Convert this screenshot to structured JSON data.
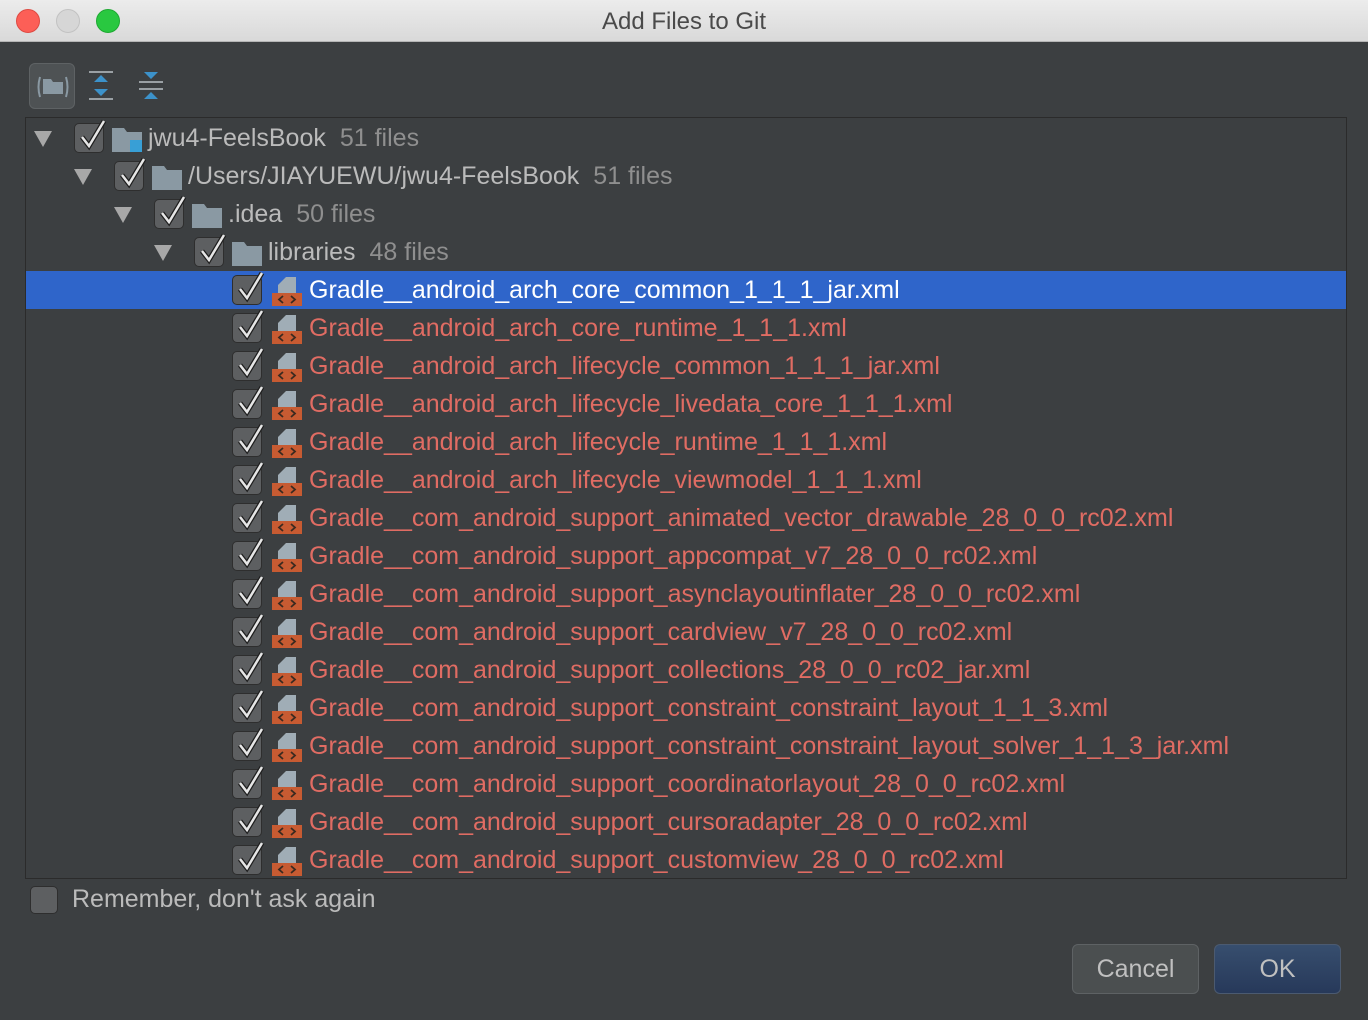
{
  "window": {
    "title": "Add Files to Git"
  },
  "toolbar": {
    "icons": [
      "group-by-directory-icon",
      "expand-all-icon",
      "collapse-all-icon"
    ]
  },
  "colors": {
    "selection": "#2f65ca",
    "unversioned_file": "#e06c63",
    "background": "#3c3f41",
    "ok_button": "#2b3e5c"
  },
  "tree": {
    "folders": [
      {
        "name": "jwu4-FeelsBook",
        "count": "51 files",
        "checked": true
      },
      {
        "name": "/Users/JIAYUEWU/jwu4-FeelsBook",
        "count": "51 files",
        "checked": true
      },
      {
        "name": ".idea",
        "count": "50 files",
        "checked": true
      },
      {
        "name": "libraries",
        "count": "48 files",
        "checked": true
      }
    ],
    "selected_index": 0,
    "files": [
      "Gradle__android_arch_core_common_1_1_1_jar.xml",
      "Gradle__android_arch_core_runtime_1_1_1.xml",
      "Gradle__android_arch_lifecycle_common_1_1_1_jar.xml",
      "Gradle__android_arch_lifecycle_livedata_core_1_1_1.xml",
      "Gradle__android_arch_lifecycle_runtime_1_1_1.xml",
      "Gradle__android_arch_lifecycle_viewmodel_1_1_1.xml",
      "Gradle__com_android_support_animated_vector_drawable_28_0_0_rc02.xml",
      "Gradle__com_android_support_appcompat_v7_28_0_0_rc02.xml",
      "Gradle__com_android_support_asynclayoutinflater_28_0_0_rc02.xml",
      "Gradle__com_android_support_cardview_v7_28_0_0_rc02.xml",
      "Gradle__com_android_support_collections_28_0_0_rc02_jar.xml",
      "Gradle__com_android_support_constraint_constraint_layout_1_1_3.xml",
      "Gradle__com_android_support_constraint_constraint_layout_solver_1_1_3_jar.xml",
      "Gradle__com_android_support_coordinatorlayout_28_0_0_rc02.xml",
      "Gradle__com_android_support_cursoradapter_28_0_0_rc02.xml",
      "Gradle__com_android_support_customview_28_0_0_rc02.xml"
    ]
  },
  "remember": {
    "label": "Remember, don't ask again",
    "checked": false
  },
  "buttons": {
    "cancel": "Cancel",
    "ok": "OK"
  }
}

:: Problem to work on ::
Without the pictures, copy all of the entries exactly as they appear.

:: Response to the task ::
Convert this screenshot to structured JSON data.
{
  "window": {
    "title": "Add Files to Git"
  },
  "toolbar": {
    "icons": [
      "group-by-directory-icon",
      "expand-all-icon",
      "collapse-all-icon"
    ]
  },
  "colors": {
    "selection": "#2f65ca",
    "unversioned_file": "#e06c63",
    "background": "#3c3f41",
    "ok_button": "#2b3e5c"
  },
  "tree": {
    "folders": [
      {
        "name": "jwu4-FeelsBook",
        "count": "51 files",
        "checked": true
      },
      {
        "name": "/Users/JIAYUEWU/jwu4-FeelsBook",
        "count": "51 files",
        "checked": true
      },
      {
        "name": ".idea",
        "count": "50 files",
        "checked": true
      },
      {
        "name": "libraries",
        "count": "48 files",
        "checked": true
      }
    ],
    "selected_index": 0,
    "files": [
      "Gradle__android_arch_core_common_1_1_1_jar.xml",
      "Gradle__android_arch_core_runtime_1_1_1.xml",
      "Gradle__android_arch_lifecycle_common_1_1_1_jar.xml",
      "Gradle__android_arch_lifecycle_livedata_core_1_1_1.xml",
      "Gradle__android_arch_lifecycle_runtime_1_1_1.xml",
      "Gradle__android_arch_lifecycle_viewmodel_1_1_1.xml",
      "Gradle__com_android_support_animated_vector_drawable_28_0_0_rc02.xml",
      "Gradle__com_android_support_appcompat_v7_28_0_0_rc02.xml",
      "Gradle__com_android_support_asynclayoutinflater_28_0_0_rc02.xml",
      "Gradle__com_android_support_cardview_v7_28_0_0_rc02.xml",
      "Gradle__com_android_support_collections_28_0_0_rc02_jar.xml",
      "Gradle__com_android_support_constraint_constraint_layout_1_1_3.xml",
      "Gradle__com_android_support_constraint_constraint_layout_solver_1_1_3_jar.xml",
      "Gradle__com_android_support_coordinatorlayout_28_0_0_rc02.xml",
      "Gradle__com_android_support_cursoradapter_28_0_0_rc02.xml",
      "Gradle__com_android_support_customview_28_0_0_rc02.xml"
    ]
  },
  "remember": {
    "label": "Remember, don't ask again",
    "checked": false
  },
  "buttons": {
    "cancel": "Cancel",
    "ok": "OK"
  }
}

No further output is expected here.